Back when my parents were going through this period of life, they told me about all the farms they "owned" at different places in Texas and about all the chickens and cows that they were raising. I understood that they  were dreaming about being in different circumstances without the work and other hardships that go along with living in the country. Then many days during the hot summer or the coldest frozen winters, Dad would say how happy he was that he did not have to take care of any animals or cut ice on the tanks for them to have water. Reality is not nearly as much fun as our day dreams. But day dreams are an essential part of our lives, in my opinion. The dream of visiting Normandy and Whithorn in Scotland are two of my latest dreams. And then, if it is possible, I want our daughter to get to go with me to see the Louvre in France. Two women turned loose in France to see the sights! We should have a ball!

One of these days the world may fall down and gasp to have peace and prosperity for all its inhabitants. That will probably be the day that Christ Himself will walk this earth again. Until then, we can only follow the hope that we can imagine for ourselves.

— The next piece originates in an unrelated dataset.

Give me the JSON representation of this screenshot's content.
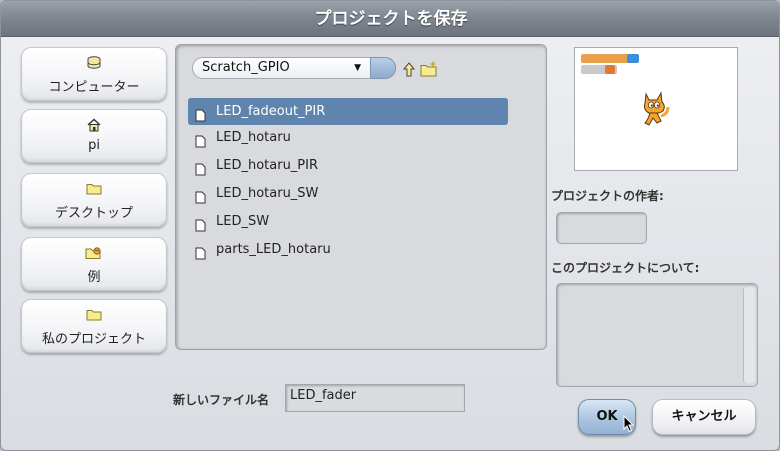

Anything as big as peace just seems more than unrealistic!

The Day Will Come

The Day Will Come

I knew—I knew the day would come
That you would leave me here alone
I knew—but I didn’t think
About the pain, the deep hurt
I would feel every day
At every turn

You left me with memories—good ones
And I realized at the time we lived
Together we made good loving
Good memories, good for us
Good for the grands
Even good for those who knew us

The waitresses come and hug my neck
The woman at McDs smiles twice—she knows
Even Mother remembers and talks of you
And Dad asks if all the machinery works well
Not that he could fix it—but he asks in your place
For you—he misses you, too

The house is quiet, too quiet—no squeaks
No footsteps down the hall
I only sit in your chair once in a while
But the cat and the dog still need
To be touched, reassured
They still need to be loved—like me

The day will come—I know it
My tears won’t happen as often
Or as unexpectedly—but the memories
I don’t want them to stop—ever
I still love you—always will